Psalm 88: God’s love declared in the grave

In today’s lectionary, I read the following from Psalm 88:
Do you work wonders for the dead?
Do the shades rise up to praise you?
Is your steadfast love declared in the grave,
or your faithfulness in Abaddon?
Are your wonders known in the darkness,
or your saving help in the land of forgetfulness? (Ps. 88:10-12)
Psalm 88 is a very dark passage in the Bible. Unlike most other psalms of lament, this one never offers a word of praise and confidence in the faithfulness of God. The psalm ends without resolution: “You have caused friend and neighbor to shun me; my companions are in darkness.” In the verses cited above, the psalmist asks several very pointed and honest questions. The basic thrust of the complaint is that God does not seem to be faithful to those who are dead, or who at least seem to be dead in the eyes of the world. The psalmist wants to know if God is in fact faithful or faithless in Abaddon. Is the steadfast love of God declared even in the grave?

The answer to these questions does not come until Jesus Christ descends into the grave, into the depths of Abaddon, for us and our salvation. In the cross of Christ, God enters into the Pit in order to rescue and redeem those who are lost “in the land of forgetfulness.” Jesus went into the “far country” and died the second death so that those destined for the grave might instead enjoy life everlasting in the land of the living. He descended into hell that we might ascend with him “far above all the heavens” (Eph. 4:10). He went to the darkness that we might receive light and life. We see the glorious fruit of what Christ accomplished pro nobis described by Paul in his powerful passage on resurrection in 1 Corinthians.
Listen, I will tell you a mystery!
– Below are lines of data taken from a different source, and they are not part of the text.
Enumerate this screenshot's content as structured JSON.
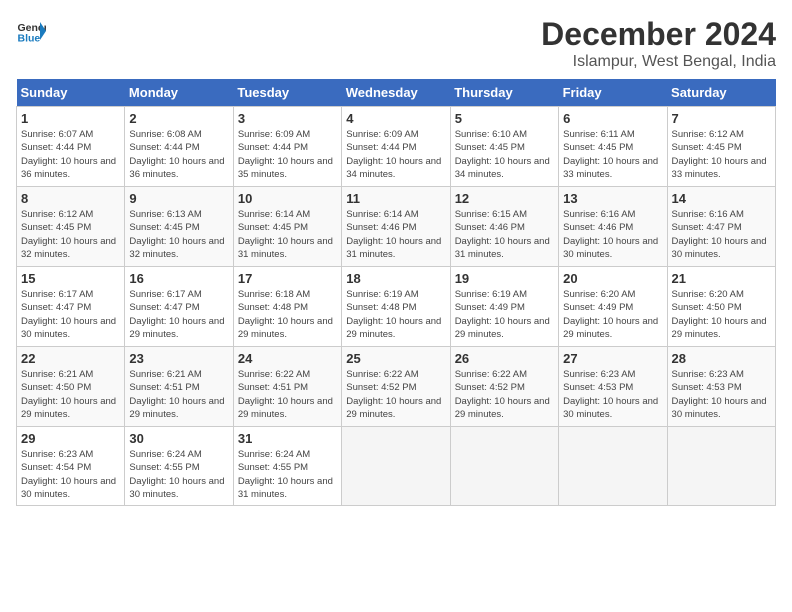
{
  "header": {
    "logo_line1": "General",
    "logo_line2": "Blue",
    "month_title": "December 2024",
    "location": "Islampur, West Bengal, India"
  },
  "weekdays": [
    "Sunday",
    "Monday",
    "Tuesday",
    "Wednesday",
    "Thursday",
    "Friday",
    "Saturday"
  ],
  "weeks": [
    [
      {
        "day": "1",
        "sunrise": "6:07 AM",
        "sunset": "4:44 PM",
        "daylight": "10 hours and 36 minutes."
      },
      {
        "day": "2",
        "sunrise": "6:08 AM",
        "sunset": "4:44 PM",
        "daylight": "10 hours and 36 minutes."
      },
      {
        "day": "3",
        "sunrise": "6:09 AM",
        "sunset": "4:44 PM",
        "daylight": "10 hours and 35 minutes."
      },
      {
        "day": "4",
        "sunrise": "6:09 AM",
        "sunset": "4:44 PM",
        "daylight": "10 hours and 34 minutes."
      },
      {
        "day": "5",
        "sunrise": "6:10 AM",
        "sunset": "4:45 PM",
        "daylight": "10 hours and 34 minutes."
      },
      {
        "day": "6",
        "sunrise": "6:11 AM",
        "sunset": "4:45 PM",
        "daylight": "10 hours and 33 minutes."
      },
      {
        "day": "7",
        "sunrise": "6:12 AM",
        "sunset": "4:45 PM",
        "daylight": "10 hours and 33 minutes."
      }
    ],
    [
      {
        "day": "8",
        "sunrise": "6:12 AM",
        "sunset": "4:45 PM",
        "daylight": "10 hours and 32 minutes."
      },
      {
        "day": "9",
        "sunrise": "6:13 AM",
        "sunset": "4:45 PM",
        "daylight": "10 hours and 32 minutes."
      },
      {
        "day": "10",
        "sunrise": "6:14 AM",
        "sunset": "4:45 PM",
        "daylight": "10 hours and 31 minutes."
      },
      {
        "day": "11",
        "sunrise": "6:14 AM",
        "sunset": "4:46 PM",
        "daylight": "10 hours and 31 minutes."
      },
      {
        "day": "12",
        "sunrise": "6:15 AM",
        "sunset": "4:46 PM",
        "daylight": "10 hours and 31 minutes."
      },
      {
        "day": "13",
        "sunrise": "6:16 AM",
        "sunset": "4:46 PM",
        "daylight": "10 hours and 30 minutes."
      },
      {
        "day": "14",
        "sunrise": "6:16 AM",
        "sunset": "4:47 PM",
        "daylight": "10 hours and 30 minutes."
      }
    ],
    [
      {
        "day": "15",
        "sunrise": "6:17 AM",
        "sunset": "4:47 PM",
        "daylight": "10 hours and 30 minutes."
      },
      {
        "day": "16",
        "sunrise": "6:17 AM",
        "sunset": "4:47 PM",
        "daylight": "10 hours and 29 minutes."
      },
      {
        "day": "17",
        "sunrise": "6:18 AM",
        "sunset": "4:48 PM",
        "daylight": "10 hours and 29 minutes."
      },
      {
        "day": "18",
        "sunrise": "6:19 AM",
        "sunset": "4:48 PM",
        "daylight": "10 hours and 29 minutes."
      },
      {
        "day": "19",
        "sunrise": "6:19 AM",
        "sunset": "4:49 PM",
        "daylight": "10 hours and 29 minutes."
      },
      {
        "day": "20",
        "sunrise": "6:20 AM",
        "sunset": "4:49 PM",
        "daylight": "10 hours and 29 minutes."
      },
      {
        "day": "21",
        "sunrise": "6:20 AM",
        "sunset": "4:50 PM",
        "daylight": "10 hours and 29 minutes."
      }
    ],
    [
      {
        "day": "22",
        "sunrise": "6:21 AM",
        "sunset": "4:50 PM",
        "daylight": "10 hours and 29 minutes."
      },
      {
        "day": "23",
        "sunrise": "6:21 AM",
        "sunset": "4:51 PM",
        "daylight": "10 hours and 29 minutes."
      },
      {
        "day": "24",
        "sunrise": "6:22 AM",
        "sunset": "4:51 PM",
        "daylight": "10 hours and 29 minutes."
      },
      {
        "day": "25",
        "sunrise": "6:22 AM",
        "sunset": "4:52 PM",
        "daylight": "10 hours and 29 minutes."
      },
      {
        "day": "26",
        "sunrise": "6:22 AM",
        "sunset": "4:52 PM",
        "daylight": "10 hours and 29 minutes."
      },
      {
        "day": "27",
        "sunrise": "6:23 AM",
        "sunset": "4:53 PM",
        "daylight": "10 hours and 30 minutes."
      },
      {
        "day": "28",
        "sunrise": "6:23 AM",
        "sunset": "4:53 PM",
        "daylight": "10 hours and 30 minutes."
      }
    ],
    [
      {
        "day": "29",
        "sunrise": "6:23 AM",
        "sunset": "4:54 PM",
        "daylight": "10 hours and 30 minutes."
      },
      {
        "day": "30",
        "sunrise": "6:24 AM",
        "sunset": "4:55 PM",
        "daylight": "10 hours and 30 minutes."
      },
      {
        "day": "31",
        "sunrise": "6:24 AM",
        "sunset": "4:55 PM",
        "daylight": "10 hours and 31 minutes."
      },
      null,
      null,
      null,
      null
    ]
  ]
}
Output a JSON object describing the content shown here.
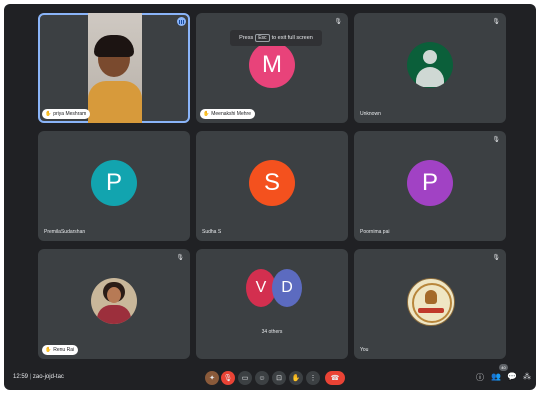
{
  "toast": {
    "prefix": "Press",
    "key": "Esc",
    "suffix": "to exit full screen"
  },
  "tiles": [
    {
      "name": "priya Meshram"
    },
    {
      "name": "Meenakshi Mehre",
      "initial": "M",
      "color": "#e8437a"
    },
    {
      "name": "Unknown"
    },
    {
      "name": "PremilaSudarshan",
      "initial": "P",
      "color": "#12a4af"
    },
    {
      "name": "Sudha S",
      "initial": "S",
      "color": "#f4511e"
    },
    {
      "name": "Poornima pai",
      "initial": "P",
      "color": "#a142c4"
    },
    {
      "name": "Renu Rai"
    },
    {
      "initials": [
        "V",
        "D"
      ],
      "colors": [
        "#d32f4f",
        "#5c6bc0"
      ],
      "caption": "34 others"
    },
    {
      "name": "You"
    }
  ],
  "bottom_bar": {
    "time": "12:59",
    "meeting_code": "zao-jojd-tac",
    "participants_badge": "40"
  }
}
We will not all die, but we will all be changed, in a moment, in the twinkling of an eye, at the last trumpet. For the trumpet will sound, and the dead will be raised imperishable, and we will be changed. For this perishable body must put on imperishability, and this mortal body must put on immortality. When this perishable body puts on imperishability, and this mortal body puts on immortality, then the saying that is written will be fulfilled: “Death has been swallowed up in victory.” “Where, O death, is your victory? Where, O death, is your sting?” The sting of death is sin, and the power of sin is the law. But thanks be to God, who gives us the victory through our Lord Jesus Christ. (1 Cor. 15:51-57)
Thanks be to God that Christ has indeed given us the victory over sin and death, that God works wonders for the dead, that God’s steadfast love is declared in the grave, that God is faithful even in Abaddon, that God’s saving help is known in the darkness, in the land of forgetfulness!

Comments

a. chapin said…
David,
Thanks for that post about Psalm 88. I find it’s one of the more interesting psalms – its very inclusion in scripture is significant; a glimpse into hell in the midst of scripture that is full of hope and reassurance (generally).

The very complaint is an expression of some sort of faith, I think. When we humans have completely written someone off as unreachable – or untrustworthy – we don’t expression our doubts to them, because we regard them as untrustworthy. So this ‘hopeless’ expression, by being expressed to God, undermines its own position through being expressed.

Thus I read an unstated – maybe because words can’t be found for this – faith that God actually won’t abandon anyone. And at the same time there’s a good dose of bitterness about the absence which is the present reality of the experience. John of the Cross wrote that when experiencing the consolation of the felt reality of God, one cannot remember His absence, and the opposite it also true….